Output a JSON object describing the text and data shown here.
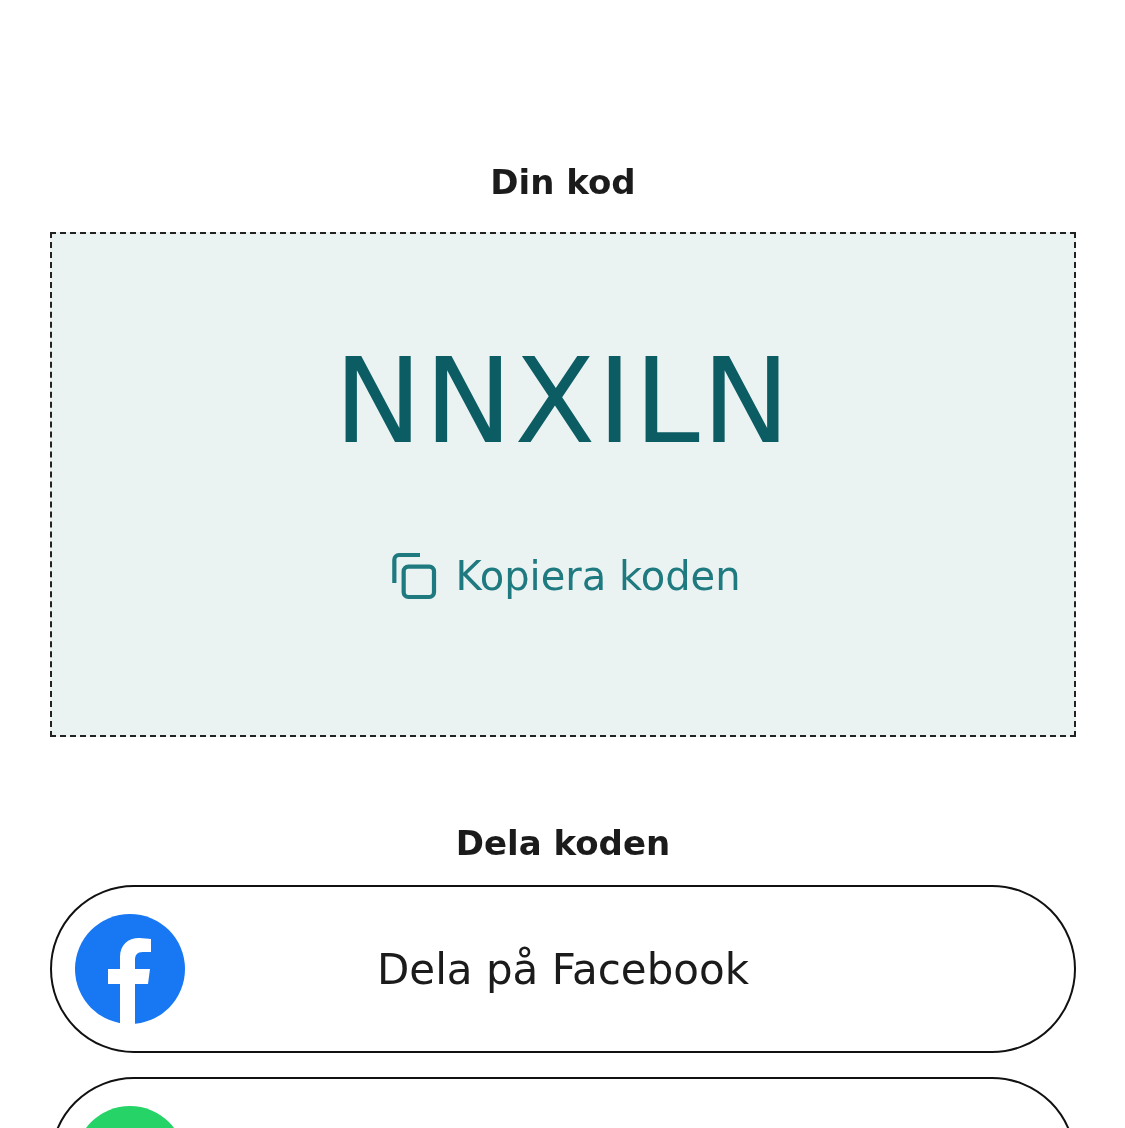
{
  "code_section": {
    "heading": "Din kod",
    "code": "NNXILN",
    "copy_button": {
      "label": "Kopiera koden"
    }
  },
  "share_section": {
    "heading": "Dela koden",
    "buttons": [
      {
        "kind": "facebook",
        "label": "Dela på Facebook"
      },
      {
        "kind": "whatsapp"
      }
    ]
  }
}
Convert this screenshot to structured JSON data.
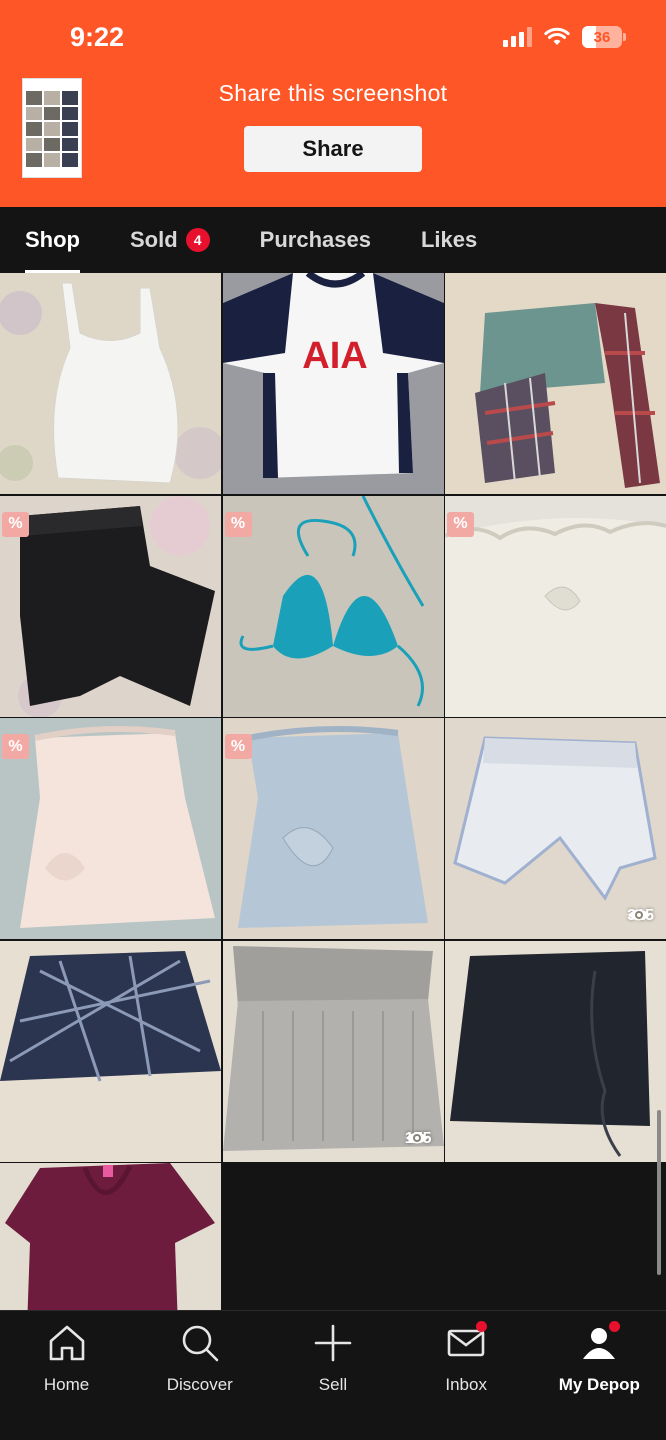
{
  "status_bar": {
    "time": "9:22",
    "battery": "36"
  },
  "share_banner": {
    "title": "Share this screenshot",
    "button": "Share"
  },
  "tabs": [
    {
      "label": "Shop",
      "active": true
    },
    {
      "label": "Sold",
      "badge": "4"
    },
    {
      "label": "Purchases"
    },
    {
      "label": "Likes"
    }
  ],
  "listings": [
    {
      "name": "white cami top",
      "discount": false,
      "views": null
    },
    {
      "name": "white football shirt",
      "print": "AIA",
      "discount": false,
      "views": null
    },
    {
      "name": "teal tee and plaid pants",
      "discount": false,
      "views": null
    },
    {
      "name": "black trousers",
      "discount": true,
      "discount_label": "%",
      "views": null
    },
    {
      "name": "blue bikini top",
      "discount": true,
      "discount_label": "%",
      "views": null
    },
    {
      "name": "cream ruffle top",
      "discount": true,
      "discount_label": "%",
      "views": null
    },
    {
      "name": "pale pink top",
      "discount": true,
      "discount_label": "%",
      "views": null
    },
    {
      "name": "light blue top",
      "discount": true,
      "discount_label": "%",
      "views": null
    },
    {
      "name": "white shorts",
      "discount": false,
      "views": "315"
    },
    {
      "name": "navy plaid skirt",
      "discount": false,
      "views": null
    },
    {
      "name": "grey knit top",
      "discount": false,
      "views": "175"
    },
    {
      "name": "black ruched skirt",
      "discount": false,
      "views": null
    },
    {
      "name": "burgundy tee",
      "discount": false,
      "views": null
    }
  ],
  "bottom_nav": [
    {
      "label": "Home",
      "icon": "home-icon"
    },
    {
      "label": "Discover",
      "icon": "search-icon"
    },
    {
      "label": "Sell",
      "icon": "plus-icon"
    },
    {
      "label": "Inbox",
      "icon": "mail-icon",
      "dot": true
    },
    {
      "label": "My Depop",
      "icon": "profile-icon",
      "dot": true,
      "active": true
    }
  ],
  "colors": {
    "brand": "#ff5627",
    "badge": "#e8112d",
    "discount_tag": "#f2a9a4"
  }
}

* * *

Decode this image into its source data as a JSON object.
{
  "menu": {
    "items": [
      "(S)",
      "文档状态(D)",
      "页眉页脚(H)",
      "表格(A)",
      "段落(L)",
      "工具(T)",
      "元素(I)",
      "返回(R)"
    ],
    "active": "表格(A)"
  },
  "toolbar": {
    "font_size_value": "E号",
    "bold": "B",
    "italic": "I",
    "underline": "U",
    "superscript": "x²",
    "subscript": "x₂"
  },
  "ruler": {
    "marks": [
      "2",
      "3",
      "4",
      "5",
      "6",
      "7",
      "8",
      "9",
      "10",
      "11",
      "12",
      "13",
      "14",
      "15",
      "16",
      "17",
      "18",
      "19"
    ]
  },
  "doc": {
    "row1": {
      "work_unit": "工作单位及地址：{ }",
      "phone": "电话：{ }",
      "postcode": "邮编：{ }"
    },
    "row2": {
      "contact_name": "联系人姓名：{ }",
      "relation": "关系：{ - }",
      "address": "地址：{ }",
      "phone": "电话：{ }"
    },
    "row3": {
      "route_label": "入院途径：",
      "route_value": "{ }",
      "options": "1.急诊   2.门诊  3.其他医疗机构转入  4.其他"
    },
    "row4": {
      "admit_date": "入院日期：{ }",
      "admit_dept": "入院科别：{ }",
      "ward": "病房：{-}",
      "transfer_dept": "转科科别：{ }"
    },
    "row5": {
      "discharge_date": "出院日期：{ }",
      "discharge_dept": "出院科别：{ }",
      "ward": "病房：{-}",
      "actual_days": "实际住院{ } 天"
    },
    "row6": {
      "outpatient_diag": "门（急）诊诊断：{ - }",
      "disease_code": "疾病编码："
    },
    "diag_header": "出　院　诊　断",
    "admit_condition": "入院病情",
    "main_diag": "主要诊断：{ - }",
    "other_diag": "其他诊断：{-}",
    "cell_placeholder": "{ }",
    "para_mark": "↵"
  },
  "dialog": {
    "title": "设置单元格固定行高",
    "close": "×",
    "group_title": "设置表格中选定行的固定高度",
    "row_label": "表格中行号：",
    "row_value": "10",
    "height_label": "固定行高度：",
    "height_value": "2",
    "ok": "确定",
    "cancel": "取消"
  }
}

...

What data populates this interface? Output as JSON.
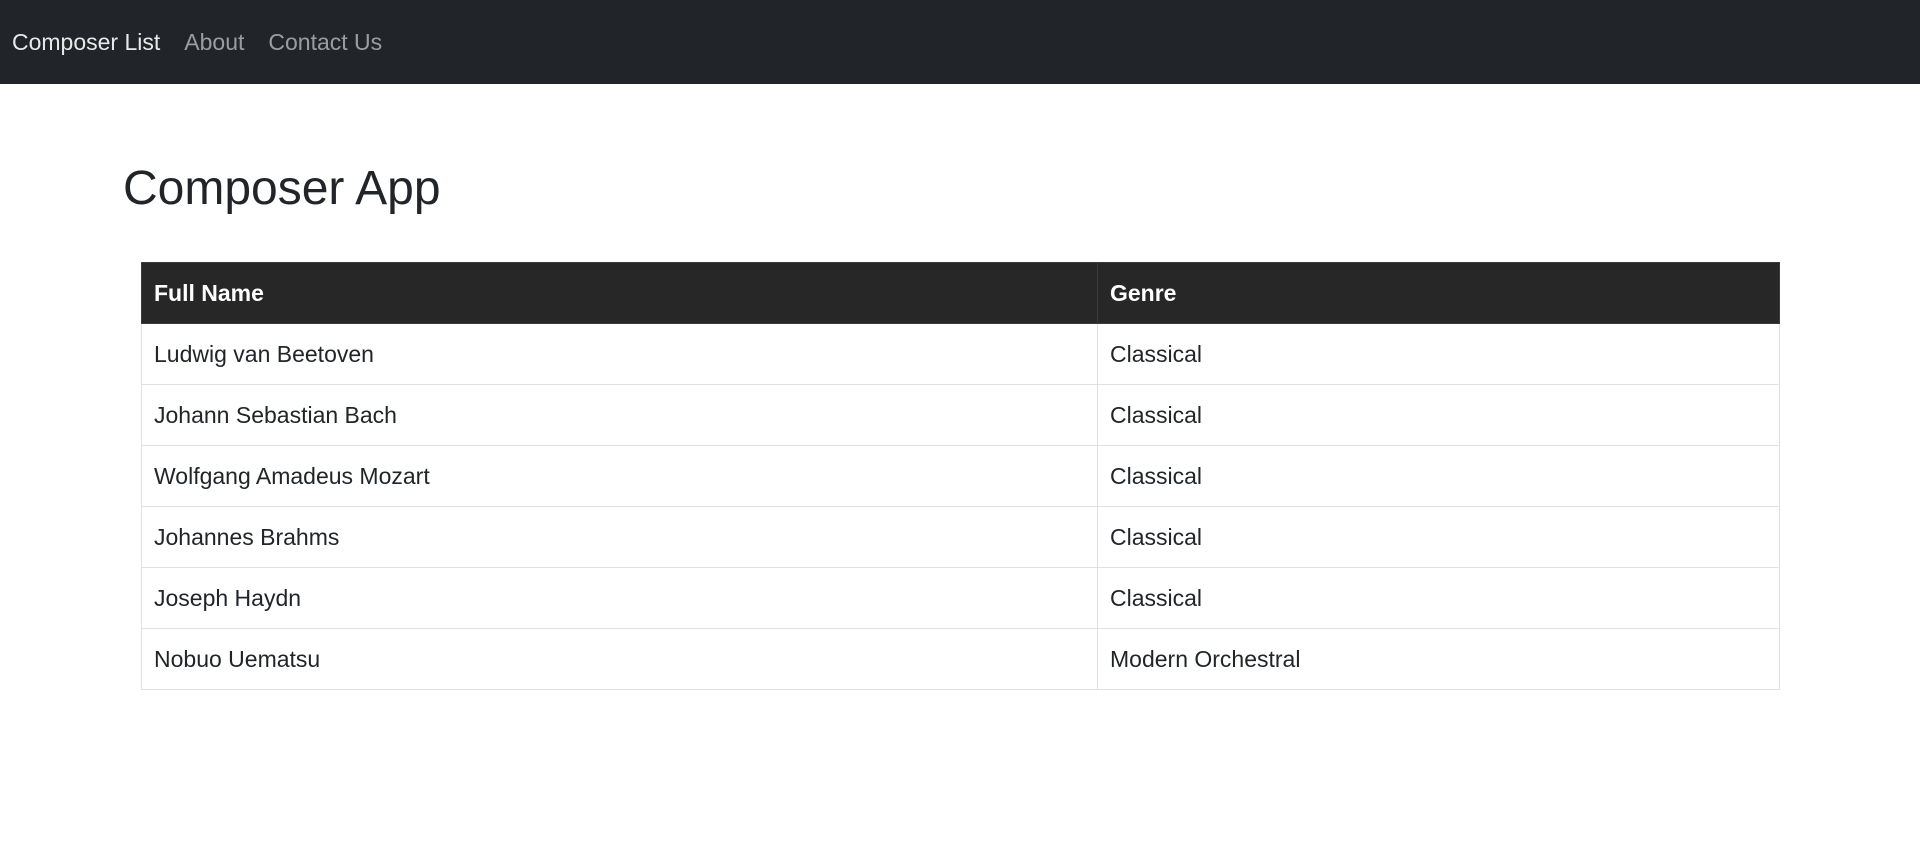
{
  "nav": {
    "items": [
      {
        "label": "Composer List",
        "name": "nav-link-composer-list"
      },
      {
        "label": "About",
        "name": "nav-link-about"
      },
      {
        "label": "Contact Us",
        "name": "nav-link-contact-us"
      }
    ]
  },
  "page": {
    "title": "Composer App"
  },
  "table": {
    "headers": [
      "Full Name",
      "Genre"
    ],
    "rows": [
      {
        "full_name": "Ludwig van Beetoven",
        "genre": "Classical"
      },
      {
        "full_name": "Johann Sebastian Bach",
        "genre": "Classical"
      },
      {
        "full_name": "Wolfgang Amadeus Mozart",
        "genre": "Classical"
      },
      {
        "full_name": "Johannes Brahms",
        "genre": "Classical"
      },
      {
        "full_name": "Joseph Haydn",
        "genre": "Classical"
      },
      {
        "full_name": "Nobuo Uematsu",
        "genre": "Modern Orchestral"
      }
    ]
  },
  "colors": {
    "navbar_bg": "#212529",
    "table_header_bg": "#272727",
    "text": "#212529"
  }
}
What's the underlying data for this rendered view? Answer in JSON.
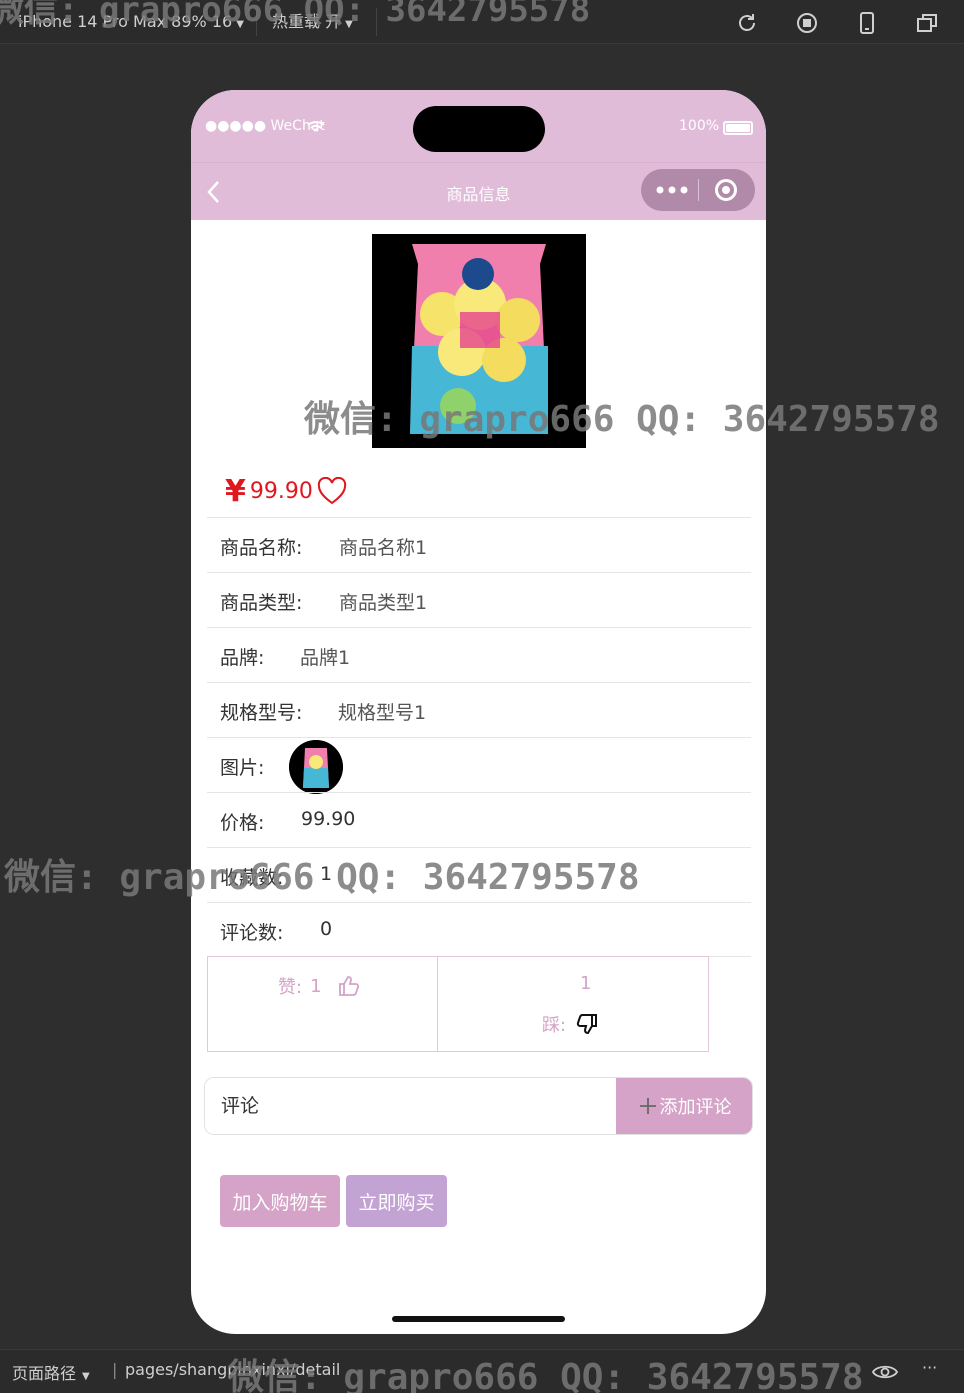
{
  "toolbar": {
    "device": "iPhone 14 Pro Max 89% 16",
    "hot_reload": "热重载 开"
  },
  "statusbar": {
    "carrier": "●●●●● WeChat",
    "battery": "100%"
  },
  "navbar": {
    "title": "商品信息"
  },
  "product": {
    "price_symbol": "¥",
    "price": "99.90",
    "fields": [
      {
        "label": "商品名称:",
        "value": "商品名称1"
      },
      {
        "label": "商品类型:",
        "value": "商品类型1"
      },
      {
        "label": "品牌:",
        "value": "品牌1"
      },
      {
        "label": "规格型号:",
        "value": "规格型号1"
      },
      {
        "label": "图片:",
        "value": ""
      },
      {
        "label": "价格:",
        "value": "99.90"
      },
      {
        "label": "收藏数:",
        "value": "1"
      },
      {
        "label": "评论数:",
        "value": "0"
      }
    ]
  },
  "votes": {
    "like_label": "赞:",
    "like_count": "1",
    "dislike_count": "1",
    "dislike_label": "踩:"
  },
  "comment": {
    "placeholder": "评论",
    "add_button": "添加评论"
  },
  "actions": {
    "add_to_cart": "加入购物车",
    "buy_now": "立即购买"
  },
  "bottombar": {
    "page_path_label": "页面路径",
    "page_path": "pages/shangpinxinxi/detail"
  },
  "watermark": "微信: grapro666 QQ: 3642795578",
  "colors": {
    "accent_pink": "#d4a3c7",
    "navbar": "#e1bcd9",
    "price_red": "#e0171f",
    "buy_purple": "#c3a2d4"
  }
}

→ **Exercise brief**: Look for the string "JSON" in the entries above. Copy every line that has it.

→ **Result**:
Output a JSON object describing the text and data shown here.
Convert this screenshot to structured JSON data.
Decode this image into its source data as a JSON object.
What data populates this interface? Output as JSON.
What's the underlying data for this rendered view? Answer in JSON.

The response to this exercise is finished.